[Start of Attachment]

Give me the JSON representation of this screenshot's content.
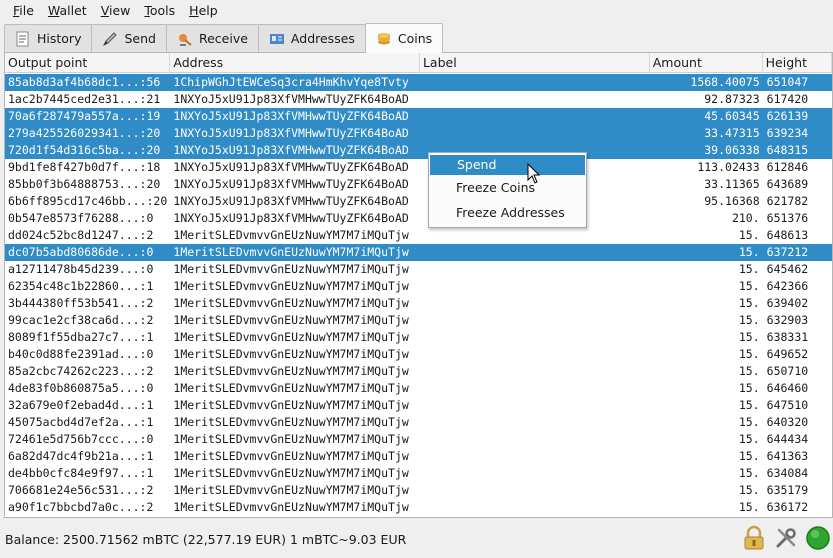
{
  "menu": [
    {
      "u": "F",
      "rest": "ile"
    },
    {
      "u": "W",
      "rest": "allet"
    },
    {
      "u": "V",
      "rest": "iew"
    },
    {
      "u": "T",
      "rest": "ools"
    },
    {
      "u": "H",
      "rest": "elp"
    }
  ],
  "tabs": [
    {
      "label": "History",
      "icon": "history-icon"
    },
    {
      "label": "Send",
      "icon": "send-icon"
    },
    {
      "label": "Receive",
      "icon": "receive-icon"
    },
    {
      "label": "Addresses",
      "icon": "addresses-icon"
    },
    {
      "label": "Coins",
      "icon": "coins-icon",
      "active": true
    }
  ],
  "table": {
    "columns": [
      "Output point",
      "Address",
      "Label",
      "Amount",
      "Height"
    ],
    "rows": [
      {
        "op": "85ab8d3af4b68dc1...:56",
        "addr": "1ChipWGhJtEWCeSq3cra4HmKhvYqe8Tvty",
        "label": "",
        "amount": "1568.40075",
        "height": "651047",
        "selected": true
      },
      {
        "op": "1ac2b7445ced2e31...:21",
        "addr": "1NXYoJ5xU91Jp83XfVMHwwTUyZFK64BoAD",
        "label": "",
        "amount": "92.87323",
        "height": "617420",
        "selected": false
      },
      {
        "op": "70a6f287479a557a...:19",
        "addr": "1NXYoJ5xU91Jp83XfVMHwwTUyZFK64BoAD",
        "label": "",
        "amount": "45.60345",
        "height": "626139",
        "selected": true
      },
      {
        "op": "279a425526029341...:20",
        "addr": "1NXYoJ5xU91Jp83XfVMHwwTUyZFK64BoAD",
        "label": "",
        "amount": "33.47315",
        "height": "639234",
        "selected": true
      },
      {
        "op": "720d1f54d316c5ba...:20",
        "addr": "1NXYoJ5xU91Jp83XfVMHwwTUyZFK64BoAD",
        "label": "",
        "amount": "39.06338",
        "height": "648315",
        "selected": true
      },
      {
        "op": "9bd1fe8f427b0d7f...:18",
        "addr": "1NXYoJ5xU91Jp83XfVMHwwTUyZFK64BoAD",
        "label": "",
        "amount": "113.02433",
        "height": "612846",
        "selected": false
      },
      {
        "op": "85bb0f3b64888753...:20",
        "addr": "1NXYoJ5xU91Jp83XfVMHwwTUyZFK64BoAD",
        "label": "",
        "amount": "33.11365",
        "height": "643689",
        "selected": false
      },
      {
        "op": "6b6ff895cd17c46bb...:20",
        "addr": "1NXYoJ5xU91Jp83XfVMHwwTUyZFK64BoAD",
        "label": "",
        "amount": "95.16368",
        "height": "621782",
        "selected": false
      },
      {
        "op": "0b547e8573f76288...:0",
        "addr": "1NXYoJ5xU91Jp83XfVMHwwTUyZFK64BoAD",
        "label": "",
        "amount": "210.",
        "height": "651376",
        "selected": false
      },
      {
        "op": "dd024c52bc8d1247...:2",
        "addr": "1MeritSLEDvmvvGnEUzNuwYM7M7iMQuTjw",
        "label": "",
        "amount": "15.",
        "height": "648613",
        "selected": false
      },
      {
        "op": "dc07b5abd80686de...:0",
        "addr": "1MeritSLEDvmvvGnEUzNuwYM7M7iMQuTjw",
        "label": "",
        "amount": "15.",
        "height": "637212",
        "selected": true
      },
      {
        "op": "a12711478b45d239...:0",
        "addr": "1MeritSLEDvmvvGnEUzNuwYM7M7iMQuTjw",
        "label": "",
        "amount": "15.",
        "height": "645462",
        "selected": false
      },
      {
        "op": "62354c48c1b22860...:1",
        "addr": "1MeritSLEDvmvvGnEUzNuwYM7M7iMQuTjw",
        "label": "",
        "amount": "15.",
        "height": "642366",
        "selected": false
      },
      {
        "op": "3b444380ff53b541...:2",
        "addr": "1MeritSLEDvmvvGnEUzNuwYM7M7iMQuTjw",
        "label": "",
        "amount": "15.",
        "height": "639402",
        "selected": false
      },
      {
        "op": "99cac1e2cf38ca6d...:2",
        "addr": "1MeritSLEDvmvvGnEUzNuwYM7M7iMQuTjw",
        "label": "",
        "amount": "15.",
        "height": "632903",
        "selected": false
      },
      {
        "op": "8089f1f55dba27c7...:1",
        "addr": "1MeritSLEDvmvvGnEUzNuwYM7M7iMQuTjw",
        "label": "",
        "amount": "15.",
        "height": "638331",
        "selected": false
      },
      {
        "op": "b40c0d88fe2391ad...:0",
        "addr": "1MeritSLEDvmvvGnEUzNuwYM7M7iMQuTjw",
        "label": "",
        "amount": "15.",
        "height": "649652",
        "selected": false
      },
      {
        "op": "85a2cbc74262c223...:2",
        "addr": "1MeritSLEDvmvvGnEUzNuwYM7M7iMQuTjw",
        "label": "",
        "amount": "15.",
        "height": "650710",
        "selected": false
      },
      {
        "op": "4de83f0b860875a5...:0",
        "addr": "1MeritSLEDvmvvGnEUzNuwYM7M7iMQuTjw",
        "label": "",
        "amount": "15.",
        "height": "646460",
        "selected": false
      },
      {
        "op": "32a679e0f2ebad4d...:1",
        "addr": "1MeritSLEDvmvvGnEUzNuwYM7M7iMQuTjw",
        "label": "",
        "amount": "15.",
        "height": "647510",
        "selected": false
      },
      {
        "op": "45075acbd4d7ef2a...:1",
        "addr": "1MeritSLEDvmvvGnEUzNuwYM7M7iMQuTjw",
        "label": "",
        "amount": "15.",
        "height": "640320",
        "selected": false
      },
      {
        "op": "72461e5d756b7ccc...:0",
        "addr": "1MeritSLEDvmvvGnEUzNuwYM7M7iMQuTjw",
        "label": "",
        "amount": "15.",
        "height": "644434",
        "selected": false
      },
      {
        "op": "6a82d47dc4f9b21a...:1",
        "addr": "1MeritSLEDvmvvGnEUzNuwYM7M7iMQuTjw",
        "label": "",
        "amount": "15.",
        "height": "641363",
        "selected": false
      },
      {
        "op": "de4bb0cfc84e9f97...:1",
        "addr": "1MeritSLEDvmvvGnEUzNuwYM7M7iMQuTjw",
        "label": "",
        "amount": "15.",
        "height": "634084",
        "selected": false
      },
      {
        "op": "706681e24e56c531...:2",
        "addr": "1MeritSLEDvmvvGnEUzNuwYM7M7iMQuTjw",
        "label": "",
        "amount": "15.",
        "height": "635179",
        "selected": false
      },
      {
        "op": "a90f1c7bbcbd7a0c...:2",
        "addr": "1MeritSLEDvmvvGnEUzNuwYM7M7iMQuTjw",
        "label": "",
        "amount": "15.",
        "height": "636172",
        "selected": false
      }
    ]
  },
  "context_menu": {
    "items": [
      {
        "label": "Spend",
        "highlighted": true
      },
      {
        "label": "Freeze Coins",
        "highlighted": false
      },
      {
        "label": "Freeze Addresses",
        "highlighted": false
      }
    ]
  },
  "status": {
    "text": "Balance: 2500.71562 mBTC (22,577.19 EUR)  1 mBTC~9.03 EUR",
    "icons": [
      "lock-icon",
      "tools-icon",
      "network-status-icon"
    ]
  },
  "colors": {
    "selection": "#308cc6",
    "status_ok": "#2ea52e"
  }
}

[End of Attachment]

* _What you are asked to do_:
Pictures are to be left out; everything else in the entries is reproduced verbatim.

* _Answer_:
Give me the JSON representation of this screenshot's content.
{
  "menu": [
    {
      "u": "F",
      "rest": "ile"
    },
    {
      "u": "W",
      "rest": "allet"
    },
    {
      "u": "V",
      "rest": "iew"
    },
    {
      "u": "T",
      "rest": "ools"
    },
    {
      "u": "H",
      "rest": "elp"
    }
  ],
  "tabs": [
    {
      "label": "History",
      "icon": "history-icon"
    },
    {
      "label": "Send",
      "icon": "send-icon"
    },
    {
      "label": "Receive",
      "icon": "receive-icon"
    },
    {
      "label": "Addresses",
      "icon": "addresses-icon"
    },
    {
      "label": "Coins",
      "icon": "coins-icon",
      "active": true
    }
  ],
  "table": {
    "columns": [
      "Output point",
      "Address",
      "Label",
      "Amount",
      "Height"
    ],
    "rows": [
      {
        "op": "85ab8d3af4b68dc1...:56",
        "addr": "1ChipWGhJtEWCeSq3cra4HmKhvYqe8Tvty",
        "label": "",
        "amount": "1568.40075",
        "height": "651047",
        "selected": true
      },
      {
        "op": "1ac2b7445ced2e31...:21",
        "addr": "1NXYoJ5xU91Jp83XfVMHwwTUyZFK64BoAD",
        "label": "",
        "amount": "92.87323",
        "height": "617420",
        "selected": false
      },
      {
        "op": "70a6f287479a557a...:19",
        "addr": "1NXYoJ5xU91Jp83XfVMHwwTUyZFK64BoAD",
        "label": "",
        "amount": "45.60345",
        "height": "626139",
        "selected": true
      },
      {
        "op": "279a425526029341...:20",
        "addr": "1NXYoJ5xU91Jp83XfVMHwwTUyZFK64BoAD",
        "label": "",
        "amount": "33.47315",
        "height": "639234",
        "selected": true
      },
      {
        "op": "720d1f54d316c5ba...:20",
        "addr": "1NXYoJ5xU91Jp83XfVMHwwTUyZFK64BoAD",
        "label": "",
        "amount": "39.06338",
        "height": "648315",
        "selected": true
      },
      {
        "op": "9bd1fe8f427b0d7f...:18",
        "addr": "1NXYoJ5xU91Jp83XfVMHwwTUyZFK64BoAD",
        "label": "",
        "amount": "113.02433",
        "height": "612846",
        "selected": false
      },
      {
        "op": "85bb0f3b64888753...:20",
        "addr": "1NXYoJ5xU91Jp83XfVMHwwTUyZFK64BoAD",
        "label": "",
        "amount": "33.11365",
        "height": "643689",
        "selected": false
      },
      {
        "op": "6b6ff895cd17c46bb...:20",
        "addr": "1NXYoJ5xU91Jp83XfVMHwwTUyZFK64BoAD",
        "label": "",
        "amount": "95.16368",
        "height": "621782",
        "selected": false
      },
      {
        "op": "0b547e8573f76288...:0",
        "addr": "1NXYoJ5xU91Jp83XfVMHwwTUyZFK64BoAD",
        "label": "",
        "amount": "210.",
        "height": "651376",
        "selected": false
      },
      {
        "op": "dd024c52bc8d1247...:2",
        "addr": "1MeritSLEDvmvvGnEUzNuwYM7M7iMQuTjw",
        "label": "",
        "amount": "15.",
        "height": "648613",
        "selected": false
      },
      {
        "op": "dc07b5abd80686de...:0",
        "addr": "1MeritSLEDvmvvGnEUzNuwYM7M7iMQuTjw",
        "label": "",
        "amount": "15.",
        "height": "637212",
        "selected": true
      },
      {
        "op": "a12711478b45d239...:0",
        "addr": "1MeritSLEDvmvvGnEUzNuwYM7M7iMQuTjw",
        "label": "",
        "amount": "15.",
        "height": "645462",
        "selected": false
      },
      {
        "op": "62354c48c1b22860...:1",
        "addr": "1MeritSLEDvmvvGnEUzNuwYM7M7iMQuTjw",
        "label": "",
        "amount": "15.",
        "height": "642366",
        "selected": false
      },
      {
        "op": "3b444380ff53b541...:2",
        "addr": "1MeritSLEDvmvvGnEUzNuwYM7M7iMQuTjw",
        "label": "",
        "amount": "15.",
        "height": "639402",
        "selected": false
      },
      {
        "op": "99cac1e2cf38ca6d...:2",
        "addr": "1MeritSLEDvmvvGnEUzNuwYM7M7iMQuTjw",
        "label": "",
        "amount": "15.",
        "height": "632903",
        "selected": false
      },
      {
        "op": "8089f1f55dba27c7...:1",
        "addr": "1MeritSLEDvmvvGnEUzNuwYM7M7iMQuTjw",
        "label": "",
        "amount": "15.",
        "height": "638331",
        "selected": false
      },
      {
        "op": "b40c0d88fe2391ad...:0",
        "addr": "1MeritSLEDvmvvGnEUzNuwYM7M7iMQuTjw",
        "label": "",
        "amount": "15.",
        "height": "649652",
        "selected": false
      },
      {
        "op": "85a2cbc74262c223...:2",
        "addr": "1MeritSLEDvmvvGnEUzNuwYM7M7iMQuTjw",
        "label": "",
        "amount": "15.",
        "height": "650710",
        "selected": false
      },
      {
        "op": "4de83f0b860875a5...:0",
        "addr": "1MeritSLEDvmvvGnEUzNuwYM7M7iMQuTjw",
        "label": "",
        "amount": "15.",
        "height": "646460",
        "selected": false
      },
      {
        "op": "32a679e0f2ebad4d...:1",
        "addr": "1MeritSLEDvmvvGnEUzNuwYM7M7iMQuTjw",
        "label": "",
        "amount": "15.",
        "height": "647510",
        "selected": false
      },
      {
        "op": "45075acbd4d7ef2a...:1",
        "addr": "1MeritSLEDvmvvGnEUzNuwYM7M7iMQuTjw",
        "label": "",
        "amount": "15.",
        "height": "640320",
        "selected": false
      },
      {
        "op": "72461e5d756b7ccc...:0",
        "addr": "1MeritSLEDvmvvGnEUzNuwYM7M7iMQuTjw",
        "label": "",
        "amount": "15.",
        "height": "644434",
        "selected": false
      },
      {
        "op": "6a82d47dc4f9b21a...:1",
        "addr": "1MeritSLEDvmvvGnEUzNuwYM7M7iMQuTjw",
        "label": "",
        "amount": "15.",
        "height": "641363",
        "selected": false
      },
      {
        "op": "de4bb0cfc84e9f97...:1",
        "addr": "1MeritSLEDvmvvGnEUzNuwYM7M7iMQuTjw",
        "label": "",
        "amount": "15.",
        "height": "634084",
        "selected": false
      },
      {
        "op": "706681e24e56c531...:2",
        "addr": "1MeritSLEDvmvvGnEUzNuwYM7M7iMQuTjw",
        "label": "",
        "amount": "15.",
        "height": "635179",
        "selected": false
      },
      {
        "op": "a90f1c7bbcbd7a0c...:2",
        "addr": "1MeritSLEDvmvvGnEUzNuwYM7M7iMQuTjw",
        "label": "",
        "amount": "15.",
        "height": "636172",
        "selected": false
      }
    ]
  },
  "context_menu": {
    "items": [
      {
        "label": "Spend",
        "highlighted": true
      },
      {
        "label": "Freeze Coins",
        "highlighted": false
      },
      {
        "label": "Freeze Addresses",
        "highlighted": false
      }
    ]
  },
  "status": {
    "text": "Balance: 2500.71562 mBTC (22,577.19 EUR)  1 mBTC~9.03 EUR",
    "icons": [
      "lock-icon",
      "tools-icon",
      "network-status-icon"
    ]
  },
  "colors": {
    "selection": "#308cc6",
    "status_ok": "#2ea52e"
  }
}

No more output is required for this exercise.